Data for analysis |
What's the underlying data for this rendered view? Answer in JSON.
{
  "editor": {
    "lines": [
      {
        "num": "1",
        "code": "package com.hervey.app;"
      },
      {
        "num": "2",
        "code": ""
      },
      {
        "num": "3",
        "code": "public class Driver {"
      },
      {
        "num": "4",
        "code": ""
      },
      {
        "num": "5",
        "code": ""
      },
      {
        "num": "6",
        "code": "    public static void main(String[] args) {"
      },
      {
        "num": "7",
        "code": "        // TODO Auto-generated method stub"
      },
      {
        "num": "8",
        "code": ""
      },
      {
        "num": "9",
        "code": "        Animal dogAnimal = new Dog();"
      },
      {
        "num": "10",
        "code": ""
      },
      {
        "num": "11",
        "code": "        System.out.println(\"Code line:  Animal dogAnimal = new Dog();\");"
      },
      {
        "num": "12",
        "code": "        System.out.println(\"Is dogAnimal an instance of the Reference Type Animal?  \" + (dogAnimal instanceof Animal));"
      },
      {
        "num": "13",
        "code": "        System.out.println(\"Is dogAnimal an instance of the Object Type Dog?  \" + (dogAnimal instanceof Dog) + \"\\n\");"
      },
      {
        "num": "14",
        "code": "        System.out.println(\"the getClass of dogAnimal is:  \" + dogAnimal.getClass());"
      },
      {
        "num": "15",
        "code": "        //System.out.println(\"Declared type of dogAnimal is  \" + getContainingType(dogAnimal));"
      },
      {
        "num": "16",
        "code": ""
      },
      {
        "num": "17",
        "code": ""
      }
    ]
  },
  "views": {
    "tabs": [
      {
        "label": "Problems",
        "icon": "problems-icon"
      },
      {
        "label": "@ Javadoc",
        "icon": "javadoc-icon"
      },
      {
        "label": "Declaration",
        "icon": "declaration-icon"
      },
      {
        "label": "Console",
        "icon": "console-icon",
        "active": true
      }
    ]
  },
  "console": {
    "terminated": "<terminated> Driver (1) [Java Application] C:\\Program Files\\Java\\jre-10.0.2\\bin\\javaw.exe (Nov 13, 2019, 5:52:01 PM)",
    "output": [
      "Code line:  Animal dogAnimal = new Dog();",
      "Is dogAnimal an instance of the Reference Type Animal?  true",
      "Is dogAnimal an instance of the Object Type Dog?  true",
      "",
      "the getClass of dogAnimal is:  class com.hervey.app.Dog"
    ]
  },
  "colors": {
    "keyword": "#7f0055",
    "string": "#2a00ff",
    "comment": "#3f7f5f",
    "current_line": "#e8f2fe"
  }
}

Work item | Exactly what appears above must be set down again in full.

Task result |
What's the underlying data for this rendered view? Answer in JSON.
{
  "editor": {
    "lines": [
      {
        "num": "1",
        "code": "package com.hervey.app;"
      },
      {
        "num": "2",
        "code": ""
      },
      {
        "num": "3",
        "code": "public class Driver {"
      },
      {
        "num": "4",
        "code": ""
      },
      {
        "num": "5",
        "code": ""
      },
      {
        "num": "6",
        "code": "    public static void main(String[] args) {"
      },
      {
        "num": "7",
        "code": "        // TODO Auto-generated method stub"
      },
      {
        "num": "8",
        "code": ""
      },
      {
        "num": "9",
        "code": "        Animal dogAnimal = new Dog();"
      },
      {
        "num": "10",
        "code": ""
      },
      {
        "num": "11",
        "code": "        System.out.println(\"Code line:  Animal dogAnimal = new Dog();\");"
      },
      {
        "num": "12",
        "code": "        System.out.println(\"Is dogAnimal an instance of the Reference Type Animal?  \" + (dogAnimal instanceof Animal));"
      },
      {
        "num": "13",
        "code": "        System.out.println(\"Is dogAnimal an instance of the Object Type Dog?  \" + (dogAnimal instanceof Dog) + \"\\n\");"
      },
      {
        "num": "14",
        "code": "        System.out.println(\"the getClass of dogAnimal is:  \" + dogAnimal.getClass());"
      },
      {
        "num": "15",
        "code": "        //System.out.println(\"Declared type of dogAnimal is  \" + getContainingType(dogAnimal));"
      },
      {
        "num": "16",
        "code": ""
      },
      {
        "num": "17",
        "code": ""
      }
    ]
  },
  "views": {
    "tabs": [
      {
        "label": "Problems",
        "icon": "problems-icon"
      },
      {
        "label": "@ Javadoc",
        "icon": "javadoc-icon"
      },
      {
        "label": "Declaration",
        "icon": "declaration-icon"
      },
      {
        "label": "Console",
        "icon": "console-icon",
        "active": true
      }
    ]
  },
  "console": {
    "terminated": "<terminated> Driver (1) [Java Application] C:\\Program Files\\Java\\jre-10.0.2\\bin\\javaw.exe (Nov 13, 2019, 5:52:01 PM)",
    "output": [
      "Code line:  Animal dogAnimal = new Dog();",
      "Is dogAnimal an instance of the Reference Type Animal?  true",
      "Is dogAnimal an instance of the Object Type Dog?  true",
      "",
      "the getClass of dogAnimal is:  class com.hervey.app.Dog"
    ]
  },
  "colors": {
    "keyword": "#7f0055",
    "string": "#2a00ff",
    "comment": "#3f7f5f",
    "current_line": "#e8f2fe"
  }
}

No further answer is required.